Monica's other obsessions include baking, painting and yoga. She is currently working on a collection of longer stories, which includes THE CASTLE ON THE TREE, and a novel.

How Monica Strina's THE CASTLE ON THE TREE came to be.

A few different elements contributed to the genesis of this story. Firstly, something that happened to a young man I knew growing up. He was more of an acquaintance than a friend, even though there was a time, in our late teens, when we became a little closer. To me he seemed the epitome of what anyone would want to be: kind, handsome, talented, a gymnastics champion, always smiling and upbeat, with a loving family and a lot of friends. That's why the news of his suicide shocked me so much. Then came Chester Bennington's death. I admire his music so much I often include his lyrics in my writing. These tragedies made me wonder about the reasons why someone who seems to 'have everything' would take their own lives; about the extreme loneliness they must feel even when surrounded by people who love them; about how we really cannot know the real reasons that push a person to take such an extreme decision; about all the commonplace comments we read or make ourselves without really understanding.

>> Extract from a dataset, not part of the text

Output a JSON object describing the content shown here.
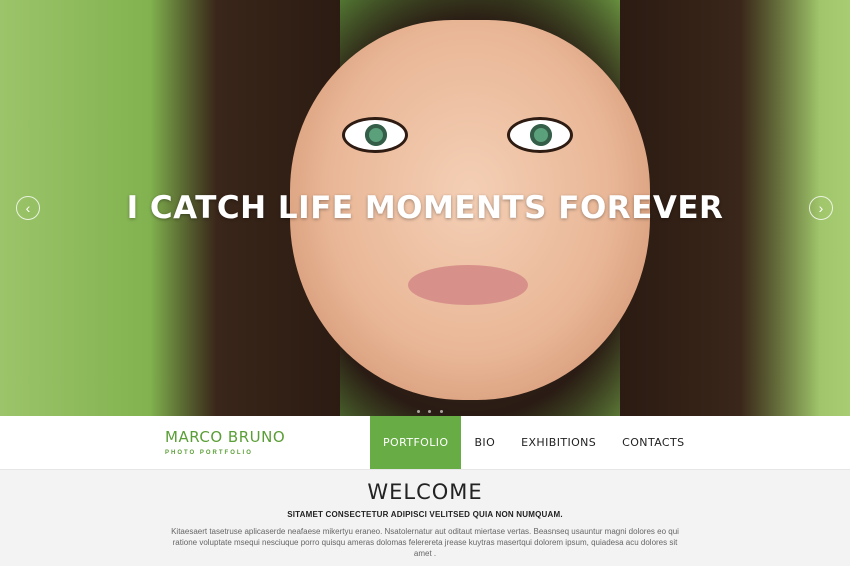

Also, one day, at a friend's, I saw an idyllic tree house and this sparked up a memory of an idea I had in Sardinia when I saw a little wooden shack in a playground. There was a tiny shelf above the one glassless window, and I fantasised about two children hiding a note there, and one of them finding it again as an adult.

As for the title, I was going to call it 'The House On The Hill' until I heard Ed Sheeran's 'The Castle On The Hill,' and then it came to me that, for the characters in this story, the little house is a fortress, a place where pain and sorrow cannot reach them.